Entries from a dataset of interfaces

►

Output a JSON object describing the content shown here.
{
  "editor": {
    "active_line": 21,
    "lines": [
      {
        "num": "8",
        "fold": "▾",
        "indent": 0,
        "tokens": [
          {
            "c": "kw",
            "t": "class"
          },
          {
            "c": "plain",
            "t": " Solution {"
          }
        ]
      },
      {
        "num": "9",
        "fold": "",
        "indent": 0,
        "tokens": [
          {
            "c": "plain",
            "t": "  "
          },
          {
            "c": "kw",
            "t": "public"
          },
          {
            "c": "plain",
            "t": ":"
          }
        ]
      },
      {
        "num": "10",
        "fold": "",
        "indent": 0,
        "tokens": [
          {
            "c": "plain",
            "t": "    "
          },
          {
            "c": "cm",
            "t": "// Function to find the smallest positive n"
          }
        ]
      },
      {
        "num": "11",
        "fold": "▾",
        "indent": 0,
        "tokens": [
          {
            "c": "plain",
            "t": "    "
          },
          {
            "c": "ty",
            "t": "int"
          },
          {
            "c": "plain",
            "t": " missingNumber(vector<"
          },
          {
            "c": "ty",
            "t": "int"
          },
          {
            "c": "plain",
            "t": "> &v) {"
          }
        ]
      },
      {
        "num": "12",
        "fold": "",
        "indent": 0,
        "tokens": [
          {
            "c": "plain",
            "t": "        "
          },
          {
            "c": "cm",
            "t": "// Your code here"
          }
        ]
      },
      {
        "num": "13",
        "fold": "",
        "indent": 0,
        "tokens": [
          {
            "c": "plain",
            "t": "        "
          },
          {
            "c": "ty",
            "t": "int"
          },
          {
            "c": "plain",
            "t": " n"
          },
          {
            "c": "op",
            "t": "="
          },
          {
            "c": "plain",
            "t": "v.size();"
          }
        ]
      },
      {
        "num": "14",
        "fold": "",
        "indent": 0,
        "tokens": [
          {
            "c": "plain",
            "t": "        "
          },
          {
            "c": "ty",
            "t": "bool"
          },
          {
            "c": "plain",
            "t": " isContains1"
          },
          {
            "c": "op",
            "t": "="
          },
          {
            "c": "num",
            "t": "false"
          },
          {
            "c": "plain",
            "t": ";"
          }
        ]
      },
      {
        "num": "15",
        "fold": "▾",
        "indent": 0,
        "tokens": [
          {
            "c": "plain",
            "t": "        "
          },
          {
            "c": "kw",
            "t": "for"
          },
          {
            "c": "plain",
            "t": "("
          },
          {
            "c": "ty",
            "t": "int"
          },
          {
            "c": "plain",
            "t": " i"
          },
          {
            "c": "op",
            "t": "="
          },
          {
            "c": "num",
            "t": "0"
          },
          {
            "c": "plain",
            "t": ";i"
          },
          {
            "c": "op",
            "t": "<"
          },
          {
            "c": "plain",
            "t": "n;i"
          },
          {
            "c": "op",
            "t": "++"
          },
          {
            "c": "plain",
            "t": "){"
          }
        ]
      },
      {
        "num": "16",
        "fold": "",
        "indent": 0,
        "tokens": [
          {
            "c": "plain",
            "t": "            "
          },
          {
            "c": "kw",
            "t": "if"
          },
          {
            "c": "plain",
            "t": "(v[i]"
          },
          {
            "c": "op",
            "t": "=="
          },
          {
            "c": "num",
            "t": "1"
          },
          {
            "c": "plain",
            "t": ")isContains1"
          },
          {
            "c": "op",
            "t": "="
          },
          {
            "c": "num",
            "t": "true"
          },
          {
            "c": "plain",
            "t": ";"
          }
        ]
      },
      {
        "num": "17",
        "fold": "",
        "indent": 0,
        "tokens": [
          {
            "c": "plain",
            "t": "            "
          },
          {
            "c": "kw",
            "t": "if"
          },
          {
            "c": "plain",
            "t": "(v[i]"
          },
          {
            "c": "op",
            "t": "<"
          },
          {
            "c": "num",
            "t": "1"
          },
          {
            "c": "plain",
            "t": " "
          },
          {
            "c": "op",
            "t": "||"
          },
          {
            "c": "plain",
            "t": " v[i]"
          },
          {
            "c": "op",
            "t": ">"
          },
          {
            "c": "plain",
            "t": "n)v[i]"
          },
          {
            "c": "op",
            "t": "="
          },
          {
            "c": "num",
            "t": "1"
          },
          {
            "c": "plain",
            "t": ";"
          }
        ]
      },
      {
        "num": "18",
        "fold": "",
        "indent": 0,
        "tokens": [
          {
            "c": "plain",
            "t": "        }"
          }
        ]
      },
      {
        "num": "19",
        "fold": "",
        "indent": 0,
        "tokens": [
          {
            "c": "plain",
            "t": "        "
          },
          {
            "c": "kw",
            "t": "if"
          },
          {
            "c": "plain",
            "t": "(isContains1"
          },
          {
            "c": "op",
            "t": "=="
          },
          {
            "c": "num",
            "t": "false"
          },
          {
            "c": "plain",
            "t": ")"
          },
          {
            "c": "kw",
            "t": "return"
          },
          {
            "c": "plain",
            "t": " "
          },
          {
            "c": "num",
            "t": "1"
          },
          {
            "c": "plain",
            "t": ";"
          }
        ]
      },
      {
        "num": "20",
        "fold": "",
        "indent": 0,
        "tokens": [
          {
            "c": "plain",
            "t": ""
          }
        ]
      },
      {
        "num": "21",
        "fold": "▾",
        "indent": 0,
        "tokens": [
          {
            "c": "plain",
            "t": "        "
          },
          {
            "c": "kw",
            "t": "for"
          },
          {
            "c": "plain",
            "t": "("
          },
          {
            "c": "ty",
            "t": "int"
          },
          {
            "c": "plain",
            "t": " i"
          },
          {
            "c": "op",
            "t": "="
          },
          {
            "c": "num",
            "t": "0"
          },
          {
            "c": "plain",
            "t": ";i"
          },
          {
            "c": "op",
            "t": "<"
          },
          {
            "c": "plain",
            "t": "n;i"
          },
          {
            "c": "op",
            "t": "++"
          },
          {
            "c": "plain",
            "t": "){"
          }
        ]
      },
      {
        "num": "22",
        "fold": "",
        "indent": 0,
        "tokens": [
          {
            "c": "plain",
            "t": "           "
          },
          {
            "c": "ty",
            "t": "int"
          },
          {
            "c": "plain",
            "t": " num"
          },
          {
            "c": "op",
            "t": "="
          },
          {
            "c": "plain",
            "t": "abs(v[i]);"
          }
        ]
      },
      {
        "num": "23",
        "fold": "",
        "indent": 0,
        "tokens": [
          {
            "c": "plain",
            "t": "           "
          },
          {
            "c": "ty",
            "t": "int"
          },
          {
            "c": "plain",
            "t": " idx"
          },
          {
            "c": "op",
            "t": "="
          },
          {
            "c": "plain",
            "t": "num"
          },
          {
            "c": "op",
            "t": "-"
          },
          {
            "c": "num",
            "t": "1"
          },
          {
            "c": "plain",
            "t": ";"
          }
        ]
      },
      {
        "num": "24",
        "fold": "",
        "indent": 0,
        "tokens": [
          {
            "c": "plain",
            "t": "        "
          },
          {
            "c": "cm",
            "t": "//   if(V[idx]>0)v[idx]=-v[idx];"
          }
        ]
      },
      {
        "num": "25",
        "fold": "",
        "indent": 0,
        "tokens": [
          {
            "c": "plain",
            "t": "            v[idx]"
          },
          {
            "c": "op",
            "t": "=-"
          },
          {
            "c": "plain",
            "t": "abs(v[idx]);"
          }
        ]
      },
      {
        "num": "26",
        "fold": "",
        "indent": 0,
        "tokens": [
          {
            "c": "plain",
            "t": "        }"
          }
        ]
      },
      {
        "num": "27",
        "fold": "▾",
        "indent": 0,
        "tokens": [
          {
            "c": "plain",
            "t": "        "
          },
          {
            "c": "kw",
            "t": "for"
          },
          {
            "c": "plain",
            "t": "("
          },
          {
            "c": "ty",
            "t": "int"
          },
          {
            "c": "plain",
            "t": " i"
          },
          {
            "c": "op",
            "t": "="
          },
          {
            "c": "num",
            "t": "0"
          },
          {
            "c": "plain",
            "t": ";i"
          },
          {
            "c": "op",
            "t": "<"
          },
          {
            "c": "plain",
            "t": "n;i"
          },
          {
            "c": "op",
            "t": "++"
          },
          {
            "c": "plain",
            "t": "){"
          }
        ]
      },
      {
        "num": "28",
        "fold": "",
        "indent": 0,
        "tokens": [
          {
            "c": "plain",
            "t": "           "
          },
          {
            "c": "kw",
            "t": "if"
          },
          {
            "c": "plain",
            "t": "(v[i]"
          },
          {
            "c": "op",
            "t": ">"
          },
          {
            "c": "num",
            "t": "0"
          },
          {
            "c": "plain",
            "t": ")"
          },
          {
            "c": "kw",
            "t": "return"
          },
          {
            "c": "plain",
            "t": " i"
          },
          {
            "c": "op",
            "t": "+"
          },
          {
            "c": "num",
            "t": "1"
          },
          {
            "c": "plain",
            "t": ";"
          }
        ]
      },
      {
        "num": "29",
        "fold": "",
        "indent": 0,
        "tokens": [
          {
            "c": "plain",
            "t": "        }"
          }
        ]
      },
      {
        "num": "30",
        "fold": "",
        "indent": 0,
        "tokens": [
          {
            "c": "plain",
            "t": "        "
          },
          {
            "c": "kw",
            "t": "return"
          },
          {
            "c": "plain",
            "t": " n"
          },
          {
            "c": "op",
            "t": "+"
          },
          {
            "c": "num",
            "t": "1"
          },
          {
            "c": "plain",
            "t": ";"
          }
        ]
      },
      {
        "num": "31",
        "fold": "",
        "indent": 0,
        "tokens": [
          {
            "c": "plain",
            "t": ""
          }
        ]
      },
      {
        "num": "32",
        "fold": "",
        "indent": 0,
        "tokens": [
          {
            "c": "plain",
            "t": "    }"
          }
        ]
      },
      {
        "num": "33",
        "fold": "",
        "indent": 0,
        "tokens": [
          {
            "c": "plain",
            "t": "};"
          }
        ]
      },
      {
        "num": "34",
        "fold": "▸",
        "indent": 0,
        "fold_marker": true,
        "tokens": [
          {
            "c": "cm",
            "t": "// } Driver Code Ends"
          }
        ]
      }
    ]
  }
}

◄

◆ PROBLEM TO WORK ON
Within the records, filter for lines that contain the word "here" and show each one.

◆ RESPONSE TO THE TASK
Output a JSON object describing the content shown here.
            "t": "// Your code here"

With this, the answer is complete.